Members of the local nonprofit group Marine Mammals of Maine found the critically dehydrated young seal lying on a frozen marsh, and notified staff at the Marine Animal Rehabilitation Center (MARC) at the University of New England in Biddeford, Maine who took him in to be treated on Jan. 28.
Snow, who is estimated to be about 1 year old, is the third of seven stranded seals that have been brought to MARC so far this year. The animals stay at the center until they regain their strength, which can take anywhere from several weeks to several months depending on their health conditions, Shannon Prendiville, senior animal care technician at MARC, told Live Science. [Images: Rehabilitated Harp Seal Returns to Wild]
Before releasing their patients back into the wild, center staff attach a tag to each seal's fin with an ID code and the center's phone number so that they can be reached if the same animals wash ashore again.
Snow will soon migrate back up into Arctic waters where he was born. Harp seals begin their lives in the North Atlantic and Arctic Oceans, from Newfoundland to northern Russia, and migrate to southerly waters during the winter. They have been found as far south as coastal Virginia, but generally do not venture much farther south than New Jersey.
Harp seals are classified as species of "least concern" on the International Union for the Conservation of Nature's Red List, because their populations are large, estimated to be at least 5.9 million in the western North Atlantic in 2004, according to the National Marine Fisheries Service.

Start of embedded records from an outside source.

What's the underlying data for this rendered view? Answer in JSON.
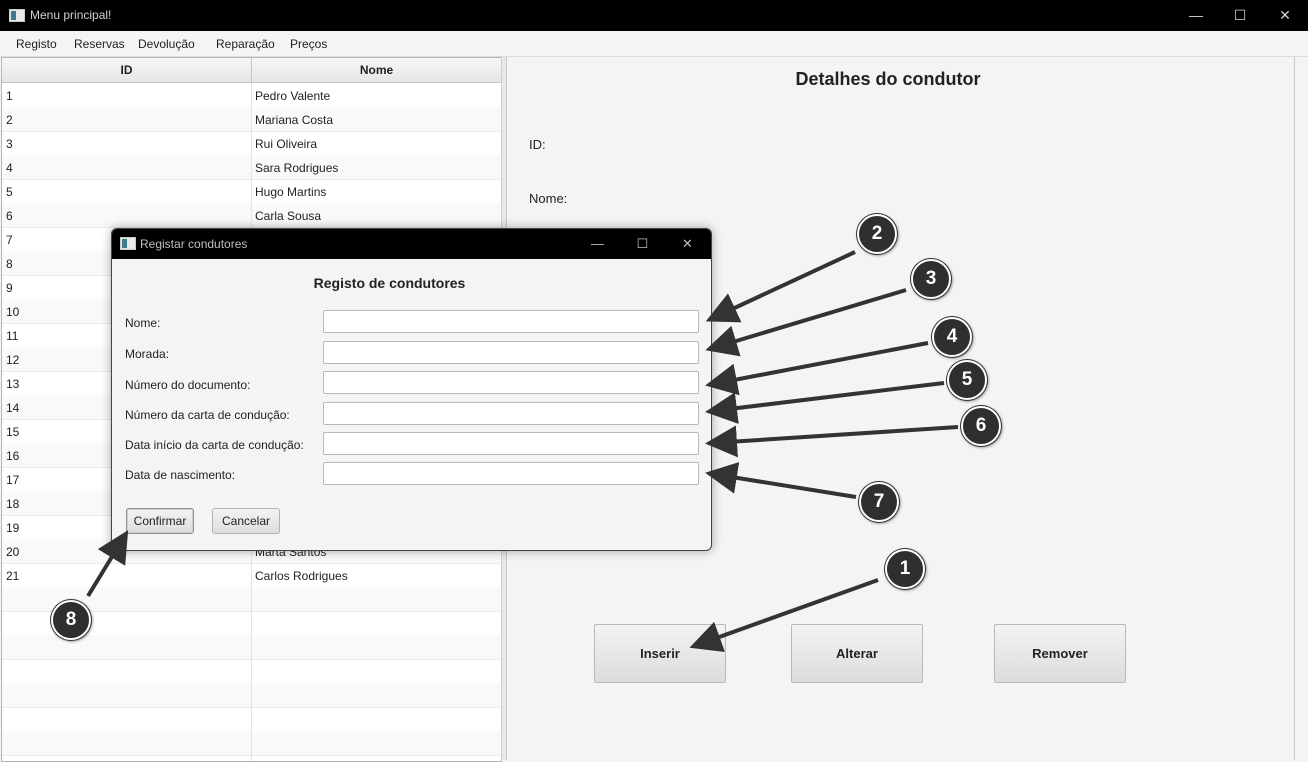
{
  "window": {
    "title": "Menu principal!",
    "minimize_icon": "minimize-icon",
    "maximize_icon": "maximize-icon",
    "close_icon": "close-icon"
  },
  "menubar": {
    "items": [
      "Registo",
      "Reservas",
      "Devolução",
      "Reparação",
      "Preços"
    ]
  },
  "table": {
    "columns": [
      "ID",
      "Nome"
    ],
    "rows": [
      [
        "1",
        "Pedro Valente"
      ],
      [
        "2",
        "Mariana Costa"
      ],
      [
        "3",
        "Rui Oliveira"
      ],
      [
        "4",
        "Sara Rodrigues"
      ],
      [
        "5",
        "Hugo Martins"
      ],
      [
        "6",
        "Carla Sousa"
      ],
      [
        "7",
        ""
      ],
      [
        "8",
        ""
      ],
      [
        "9",
        ""
      ],
      [
        "10",
        ""
      ],
      [
        "11",
        ""
      ],
      [
        "12",
        ""
      ],
      [
        "13",
        ""
      ],
      [
        "14",
        ""
      ],
      [
        "15",
        ""
      ],
      [
        "16",
        ""
      ],
      [
        "17",
        ""
      ],
      [
        "18",
        ""
      ],
      [
        "19",
        ""
      ],
      [
        "20",
        "Marta Santos"
      ],
      [
        "21",
        "Carlos Rodrigues"
      ]
    ]
  },
  "details": {
    "title": "Detalhes do condutor",
    "id_label": "ID:",
    "name_label": "Nome:",
    "buttons": {
      "insert": "Inserir",
      "edit": "Alterar",
      "remove": "Remover"
    }
  },
  "dialog": {
    "title": "Registar condutores",
    "heading": "Registo de condutores",
    "fields": [
      {
        "label": "Nome:",
        "value": ""
      },
      {
        "label": "Morada:",
        "value": ""
      },
      {
        "label": "Número do documento:",
        "value": ""
      },
      {
        "label": "Número da carta de condução:",
        "value": ""
      },
      {
        "label": "Data início da carta de condução:",
        "value": ""
      },
      {
        "label": "Data de nascimento:",
        "value": ""
      }
    ],
    "confirm": "Confirmar",
    "cancel": "Cancelar"
  },
  "callouts": [
    "1",
    "2",
    "3",
    "4",
    "5",
    "6",
    "7",
    "8"
  ],
  "colors": {
    "titlebar": "#000000",
    "callout": "#2f2f2f",
    "arrow": "#333333"
  }
}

Humans are the main threat to the animals, particularly hunters interested in the snow-white coats the pups sport during the first two weeks of their lives.